followed by a personal appointment at the Câmara Municipal (Town Hall).

Make sure you register for residence or exchange your existing paperwork before 30 June
2021 to qualify for the significant benefits offered under the Withdrawal Agreement.

If you have a holiday home or plan extended stays in Portugal

Unless you have Portuguese residence or EU citizenship, UK nationals can no longer come
and go as they wish. As a ‘third country’ visitor post-Brexit, you can now only spend up to 90
days in any 180-day period without a visa.

This 90-day limit applies across the EU (within the Schengen zone), so you cannot pause or
reset your days by spending time in another country, such as crossing the border into Spain.
Once you have used up your allowance you will not be permitted to enter another Schengen
country without a visa until you have spent enough time outside the area.
Anyone caught overstaying could risk deportation, fines and a record in their passport that
can complicate future travel and visa applications.

If you do want to spend more time in Portugal, you have two general options: you can apply
in advance for a visa for each extended stay; or unlock unlimited freedom of movement by
becoming Portuguese resident.

Acquiring Portuguese residency in 2021

If you want to enjoy uninterrupted access to Portugal as a UK national, you will need to
apply for residence under the relevant post-Brexit immigration rules. In order to gain
residence if you are not working in Portugal, you will need to:


  • Demonstrate you have “sufficient” annual income to support yourself and any
    dependents without relying on the state.
  • Have adequate health insurance cover for Portugal (this will have to be private as
    you are only eligible for state cover once resident).
  • Apply at the relevant embassy or consulate in the UK with the relevant
    documentation in advance of moving.
  • Commit to spending a certain amount of time in the country (generally 183+ days in
    a year).

You will also be expected to register as a tax resident in Portugal and meet your tax
obligations, as required. Note that you will need to provide similar proof/documentation
each time you renew your permit.

Portugal’s ‘golden visa’

Portugal offers a more flexible residence option for third-country nationals who can make a
substantial capital investment in the country. Known informally as the ‘golden visa’, this
provides the freedom for you and your family to come and go as you wish in Portugal
without having to become fully resident.

The most common way to qualify for this programme is by buying Portuguese property
worth at least €500,000 (€350,000 in an ‘urban regeneration’ area) and holding it for at least
five years. This currently applies across the country, but from July 2021, properties in Lisbon,
Porto, the Algarve and other coastal areas will be excluded.

Other pathways include buying shares in a company or making a deposit in a Portuguese
bank of €1 million+ or investing in a new business that offers employment opportunities or
other significant local benefits.

Making the most of Portugal

If you do decide to move to Portugal so you can enjoy unlimited time here, make sure you
adjust your financial affairs to suit your new situation.
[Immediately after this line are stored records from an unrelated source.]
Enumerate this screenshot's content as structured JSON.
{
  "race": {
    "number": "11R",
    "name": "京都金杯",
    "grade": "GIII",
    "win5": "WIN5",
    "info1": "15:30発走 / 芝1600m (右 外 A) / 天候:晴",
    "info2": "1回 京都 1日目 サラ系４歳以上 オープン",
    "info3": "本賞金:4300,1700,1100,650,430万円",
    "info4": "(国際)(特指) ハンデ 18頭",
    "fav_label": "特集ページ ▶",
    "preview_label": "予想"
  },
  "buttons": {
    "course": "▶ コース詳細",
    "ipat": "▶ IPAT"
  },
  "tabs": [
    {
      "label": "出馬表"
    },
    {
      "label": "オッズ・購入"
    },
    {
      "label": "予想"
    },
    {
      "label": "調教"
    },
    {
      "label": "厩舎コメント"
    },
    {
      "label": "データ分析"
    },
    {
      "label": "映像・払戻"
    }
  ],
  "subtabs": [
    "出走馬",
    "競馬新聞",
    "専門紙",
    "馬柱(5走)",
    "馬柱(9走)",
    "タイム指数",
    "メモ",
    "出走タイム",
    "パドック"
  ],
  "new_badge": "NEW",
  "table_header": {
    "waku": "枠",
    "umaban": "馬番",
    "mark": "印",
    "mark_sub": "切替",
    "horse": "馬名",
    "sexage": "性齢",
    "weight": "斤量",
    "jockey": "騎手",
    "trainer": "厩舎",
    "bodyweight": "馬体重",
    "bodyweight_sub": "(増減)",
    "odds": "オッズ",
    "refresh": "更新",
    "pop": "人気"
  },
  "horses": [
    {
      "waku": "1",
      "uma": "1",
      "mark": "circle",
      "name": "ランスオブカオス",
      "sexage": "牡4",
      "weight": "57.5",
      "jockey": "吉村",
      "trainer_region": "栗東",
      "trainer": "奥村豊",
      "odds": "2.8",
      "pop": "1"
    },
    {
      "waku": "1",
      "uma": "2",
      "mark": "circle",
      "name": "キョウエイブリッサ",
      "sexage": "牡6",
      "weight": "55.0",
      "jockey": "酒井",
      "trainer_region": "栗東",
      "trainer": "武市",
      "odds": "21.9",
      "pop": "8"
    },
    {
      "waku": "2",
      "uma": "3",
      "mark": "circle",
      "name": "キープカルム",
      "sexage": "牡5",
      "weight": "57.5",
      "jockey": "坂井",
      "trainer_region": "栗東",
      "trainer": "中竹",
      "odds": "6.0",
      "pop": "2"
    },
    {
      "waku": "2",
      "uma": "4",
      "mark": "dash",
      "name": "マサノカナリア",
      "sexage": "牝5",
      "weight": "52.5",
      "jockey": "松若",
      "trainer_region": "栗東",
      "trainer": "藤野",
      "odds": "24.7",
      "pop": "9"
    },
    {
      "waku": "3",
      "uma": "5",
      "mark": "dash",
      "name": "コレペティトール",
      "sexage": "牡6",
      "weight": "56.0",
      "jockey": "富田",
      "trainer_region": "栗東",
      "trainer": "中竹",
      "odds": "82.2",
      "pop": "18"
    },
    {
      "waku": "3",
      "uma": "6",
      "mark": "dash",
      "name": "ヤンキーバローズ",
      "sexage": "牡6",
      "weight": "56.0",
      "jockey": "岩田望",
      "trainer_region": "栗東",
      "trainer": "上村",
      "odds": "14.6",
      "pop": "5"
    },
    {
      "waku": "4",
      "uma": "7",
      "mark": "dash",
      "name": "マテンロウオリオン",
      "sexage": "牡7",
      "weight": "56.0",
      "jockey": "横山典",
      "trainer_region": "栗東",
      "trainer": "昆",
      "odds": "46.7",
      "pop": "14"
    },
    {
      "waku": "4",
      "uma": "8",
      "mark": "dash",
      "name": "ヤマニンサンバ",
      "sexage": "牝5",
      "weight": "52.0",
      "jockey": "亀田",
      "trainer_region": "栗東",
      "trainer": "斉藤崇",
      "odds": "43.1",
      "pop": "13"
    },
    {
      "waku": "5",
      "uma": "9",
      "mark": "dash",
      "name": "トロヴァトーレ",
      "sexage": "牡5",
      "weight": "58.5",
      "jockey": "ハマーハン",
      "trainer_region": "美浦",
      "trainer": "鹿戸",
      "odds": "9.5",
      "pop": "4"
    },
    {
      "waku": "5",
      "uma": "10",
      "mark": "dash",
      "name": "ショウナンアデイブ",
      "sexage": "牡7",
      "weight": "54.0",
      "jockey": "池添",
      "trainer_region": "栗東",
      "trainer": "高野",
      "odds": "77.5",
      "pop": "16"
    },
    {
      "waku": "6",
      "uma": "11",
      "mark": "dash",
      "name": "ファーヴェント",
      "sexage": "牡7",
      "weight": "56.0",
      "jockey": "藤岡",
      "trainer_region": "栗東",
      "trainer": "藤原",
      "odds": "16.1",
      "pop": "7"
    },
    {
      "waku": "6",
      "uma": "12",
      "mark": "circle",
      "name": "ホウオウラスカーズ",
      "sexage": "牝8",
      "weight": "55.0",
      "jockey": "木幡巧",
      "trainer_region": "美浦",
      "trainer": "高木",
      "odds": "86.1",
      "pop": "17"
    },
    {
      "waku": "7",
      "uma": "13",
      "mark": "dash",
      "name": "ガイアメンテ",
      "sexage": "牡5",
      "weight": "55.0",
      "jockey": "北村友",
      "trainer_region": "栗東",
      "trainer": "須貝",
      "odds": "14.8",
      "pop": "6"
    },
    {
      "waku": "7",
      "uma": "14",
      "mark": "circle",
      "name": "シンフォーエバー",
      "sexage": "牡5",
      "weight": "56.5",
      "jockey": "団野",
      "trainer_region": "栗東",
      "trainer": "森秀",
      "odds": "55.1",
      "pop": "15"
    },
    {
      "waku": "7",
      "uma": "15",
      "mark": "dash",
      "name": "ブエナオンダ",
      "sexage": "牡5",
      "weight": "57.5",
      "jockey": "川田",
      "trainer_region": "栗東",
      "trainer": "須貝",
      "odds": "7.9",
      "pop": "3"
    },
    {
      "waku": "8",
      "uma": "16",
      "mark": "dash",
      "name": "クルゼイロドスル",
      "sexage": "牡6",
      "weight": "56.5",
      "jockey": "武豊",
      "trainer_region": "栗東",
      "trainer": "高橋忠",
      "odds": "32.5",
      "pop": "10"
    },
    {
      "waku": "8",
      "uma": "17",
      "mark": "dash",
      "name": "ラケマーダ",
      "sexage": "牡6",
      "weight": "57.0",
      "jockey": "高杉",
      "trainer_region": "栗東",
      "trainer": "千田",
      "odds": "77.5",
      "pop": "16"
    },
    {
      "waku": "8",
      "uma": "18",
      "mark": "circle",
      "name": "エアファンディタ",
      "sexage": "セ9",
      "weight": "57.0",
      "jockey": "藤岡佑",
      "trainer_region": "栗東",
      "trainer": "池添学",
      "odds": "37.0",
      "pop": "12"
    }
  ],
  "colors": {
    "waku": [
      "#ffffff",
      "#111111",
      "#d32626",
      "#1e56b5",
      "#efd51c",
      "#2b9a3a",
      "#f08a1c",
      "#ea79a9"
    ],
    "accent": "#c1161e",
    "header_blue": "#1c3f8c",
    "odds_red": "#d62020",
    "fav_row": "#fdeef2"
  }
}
By becoming Portuguese resident, it
is highly likely you will also be deemed tax resident, so you will benefit from planning ahead.
A locally-based adviser with cross-border expertise is best placed to help you meet your
obligations in the most tax-efficient way and take advantage of suitable opportunities in


All information is based on Blevins & Franks’ understanding of legislation and taxation practice, in the UK and overseas at the time of writing; this may change in the future - see article here.